→ Exercise details
Quote the records that follow in full and exactly; leave out the pictures.

Data records for software interfaces
▼▼▼

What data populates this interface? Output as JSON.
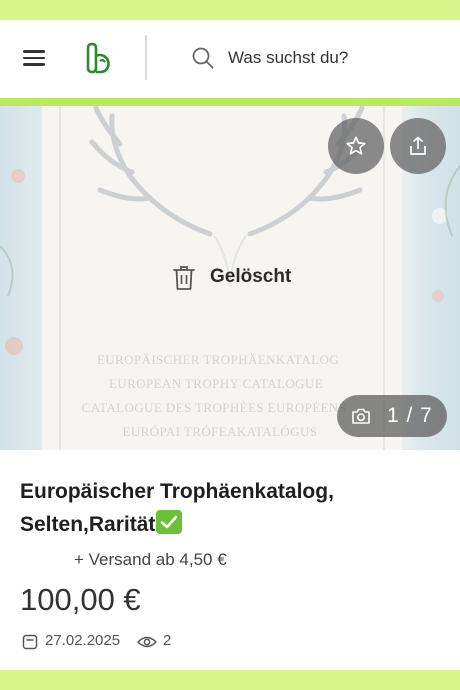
{
  "header": {
    "search_placeholder": "Was suchst du?",
    "menu_icon": "hamburger-menu-icon",
    "logo_icon": "brand-logo-icon",
    "search_icon": "search-icon"
  },
  "gallery": {
    "status_label": "Gelöscht",
    "counter": "1 / 7",
    "favorite_icon": "star-icon",
    "share_icon": "share-icon",
    "camera_icon": "camera-icon",
    "trash_icon": "trash-icon",
    "cover_text": [
      "EUROPÄISCHER TROPHÄENKATALOG",
      "EUROPEAN TROPHY CATALOGUE",
      "CATALOGUE DES TROPHÈES EUROPÉENS",
      "EURÓPAI TRÓFEAKATALÓGUS"
    ]
  },
  "listing": {
    "title": "Europäischer Trophäenkatalog, Selten,Rarität",
    "title_emoji": "check-mark-button-icon",
    "shipping": "+ Versand ab 4,50 €",
    "price": "100,00 €",
    "date": "27.02.2025",
    "views": "2",
    "calendar_icon": "calendar-icon",
    "views_icon": "eye-icon"
  },
  "colors": {
    "accent_light": "#d7f58a",
    "accent": "#b8ea5a",
    "brand_green": "#2e8a2e",
    "overlay_button": "#5f5f5f"
  }
}
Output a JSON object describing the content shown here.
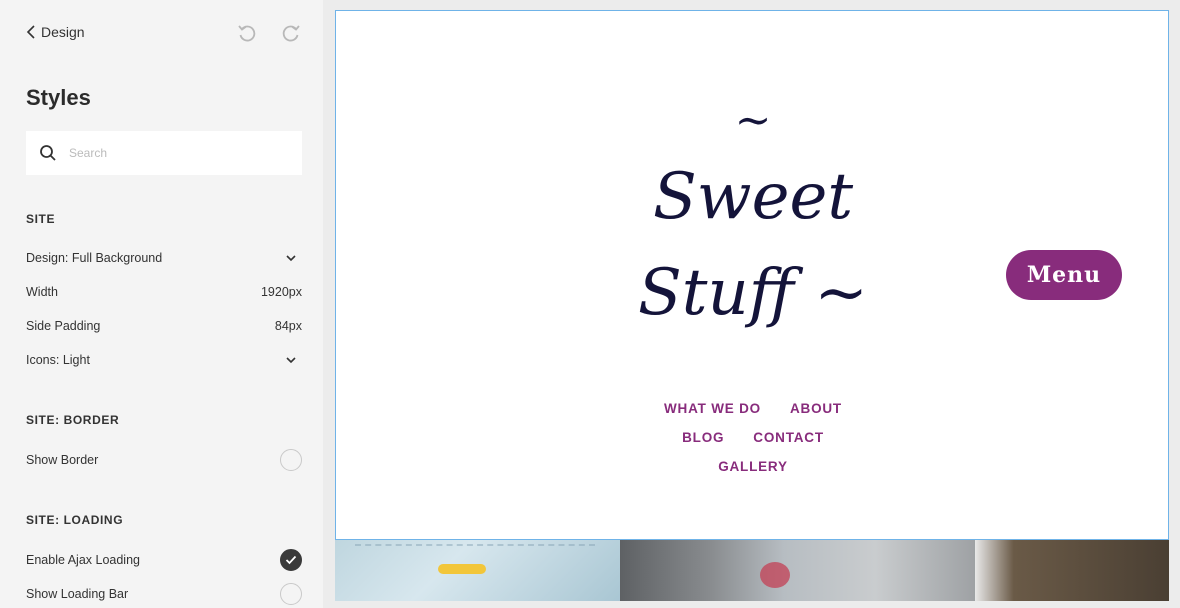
{
  "header": {
    "back_label": "Design"
  },
  "panel": {
    "title": "Styles",
    "search": {
      "placeholder": "Search",
      "value": ""
    },
    "sections": {
      "site": {
        "heading": "SITE",
        "design_label": "Design: Full Background",
        "width_label": "Width",
        "width_value": "1920px",
        "padding_label": "Side Padding",
        "padding_value": "84px",
        "icons_label": "Icons: Light"
      },
      "border": {
        "heading": "SITE: BORDER",
        "show_border_label": "Show Border",
        "show_border_on": false
      },
      "loading": {
        "heading": "SITE: LOADING",
        "ajax_label": "Enable Ajax Loading",
        "ajax_on": true,
        "bar_label": "Show Loading Bar",
        "bar_on": false
      }
    }
  },
  "preview": {
    "site_title": {
      "tilde_top": "~",
      "line1": "Sweet",
      "line2": "Stuff ~"
    },
    "menu_button": "Menu",
    "nav": [
      {
        "label": "WHAT WE DO"
      },
      {
        "label": "ABOUT"
      },
      {
        "label": "BLOG"
      },
      {
        "label": "CONTACT"
      },
      {
        "label": "GALLERY"
      }
    ]
  },
  "colors": {
    "accent": "#882c7c",
    "title": "#14143a",
    "selection_border": "#6fb3e8",
    "panel_bg": "#f4f4f4"
  },
  "icons": [
    "chevron-left-icon",
    "undo-icon",
    "redo-icon",
    "search-icon",
    "chevron-down-icon",
    "checkmark-icon"
  ]
}
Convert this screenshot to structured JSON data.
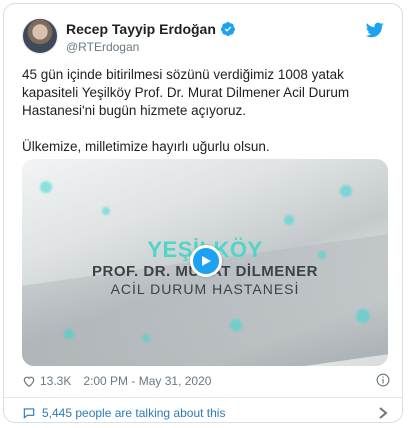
{
  "user": {
    "name": "Recep Tayyip Erdoğan",
    "handle": "@RTErdogan",
    "verified_icon": "verified-badge-icon",
    "brand_icon": "twitter-bird-icon"
  },
  "tweet": {
    "paragraph_1": "45 gün içinde bitirilmesi sözünü verdiğimiz 1008 yatak kapasiteli Yeşilköy Prof. Dr. Murat Dilmener Acil Durum Hastanesi'ni bugün hizmete açıyoruz.",
    "paragraph_2": "Ülkemize, milletimize hayırlı uğurlu olsun."
  },
  "video": {
    "title_line_1": "YEŞİLKÖY",
    "title_line_2": "PROF. DR. MURAT DİLMENER",
    "title_line_3": "ACİL DURUM HASTANESİ",
    "play_icon": "play-icon"
  },
  "meta": {
    "likes": "13.3K",
    "timestamp": "2:00 PM - May 31, 2020",
    "info_icon": "info-icon"
  },
  "footer": {
    "talking": "5,445 people are talking about this"
  },
  "colors": {
    "brand_blue": "#1da1f2",
    "link_blue": "#2b7bb9",
    "video_accent": "#4fd6c8",
    "muted_text": "#697882"
  }
}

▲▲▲

→ Output for this task
What data populates this interface? Output as JSON.
{
  "header": {
    "search_placeholder": "Was suchst du?",
    "menu_icon": "hamburger-menu-icon",
    "logo_icon": "brand-logo-icon",
    "search_icon": "search-icon"
  },
  "gallery": {
    "status_label": "Gelöscht",
    "counter": "1 / 7",
    "favorite_icon": "star-icon",
    "share_icon": "share-icon",
    "camera_icon": "camera-icon",
    "trash_icon": "trash-icon",
    "cover_text": [
      "EUROPÄISCHER TROPHÄENKATALOG",
      "EUROPEAN TROPHY CATALOGUE",
      "CATALOGUE DES TROPHÈES EUROPÉENS",
      "EURÓPAI TRÓFEAKATALÓGUS"
    ]
  },
  "listing": {
    "title": "Europäischer Trophäenkatalog, Selten,Rarität",
    "title_emoji": "check-mark-button-icon",
    "shipping": "+ Versand ab 4,50 €",
    "price": "100,00 €",
    "date": "27.02.2025",
    "views": "2",
    "calendar_icon": "calendar-icon",
    "views_icon": "eye-icon"
  },
  "colors": {
    "accent_light": "#d7f58a",
    "accent": "#b8ea5a",
    "brand_green": "#2e8a2e",
    "overlay_button": "#5f5f5f"
  }
}
Output a JSON object describing the content shown here.
{
  "header": {
    "back_label": "Design"
  },
  "panel": {
    "title": "Styles",
    "search": {
      "placeholder": "Search",
      "value": ""
    },
    "sections": {
      "site": {
        "heading": "SITE",
        "design_label": "Design: Full Background",
        "width_label": "Width",
        "width_value": "1920px",
        "padding_label": "Side Padding",
        "padding_value": "84px",
        "icons_label": "Icons: Light"
      },
      "border": {
        "heading": "SITE: BORDER",
        "show_border_label": "Show Border",
        "show_border_on": false
      },
      "loading": {
        "heading": "SITE: LOADING",
        "ajax_label": "Enable Ajax Loading",
        "ajax_on": true,
        "bar_label": "Show Loading Bar",
        "bar_on": false
      }
    }
  },
  "preview": {
    "site_title": {
      "tilde_top": "~",
      "line1": "Sweet",
      "line2": "Stuff ~"
    },
    "menu_button": "Menu",
    "nav": [
      {
        "label": "WHAT WE DO"
      },
      {
        "label": "ABOUT"
      },
      {
        "label": "BLOG"
      },
      {
        "label": "CONTACT"
      },
      {
        "label": "GALLERY"
      }
    ]
  },
  "colors": {
    "accent": "#882c7c",
    "title": "#14143a",
    "selection_border": "#6fb3e8",
    "panel_bg": "#f4f4f4"
  },
  "icons": [
    "chevron-left-icon",
    "undo-icon",
    "redo-icon",
    "search-icon",
    "chevron-down-icon",
    "checkmark-icon"
  ]
}
Convert this screenshot to structured JSON data.
{
  "user": {
    "name": "Recep Tayyip Erdoğan",
    "handle": "@RTErdogan",
    "verified_icon": "verified-badge-icon",
    "brand_icon": "twitter-bird-icon"
  },
  "tweet": {
    "paragraph_1": "45 gün içinde bitirilmesi sözünü verdiğimiz 1008 yatak kapasiteli Yeşilköy Prof. Dr. Murat Dilmener Acil Durum Hastanesi'ni bugün hizmete açıyoruz.",
    "paragraph_2": "Ülkemize, milletimize hayırlı uğurlu olsun."
  },
  "video": {
    "title_line_1": "YEŞİLKÖY",
    "title_line_2": "PROF. DR. MURAT DİLMENER",
    "title_line_3": "ACİL DURUM HASTANESİ",
    "play_icon": "play-icon"
  },
  "meta": {
    "likes": "13.3K",
    "timestamp": "2:00 PM - May 31, 2020",
    "info_icon": "info-icon"
  },
  "footer": {
    "talking": "5,445 people are talking about this"
  },
  "colors": {
    "brand_blue": "#1da1f2",
    "link_blue": "#2b7bb9",
    "video_accent": "#4fd6c8",
    "muted_text": "#697882"
  }
}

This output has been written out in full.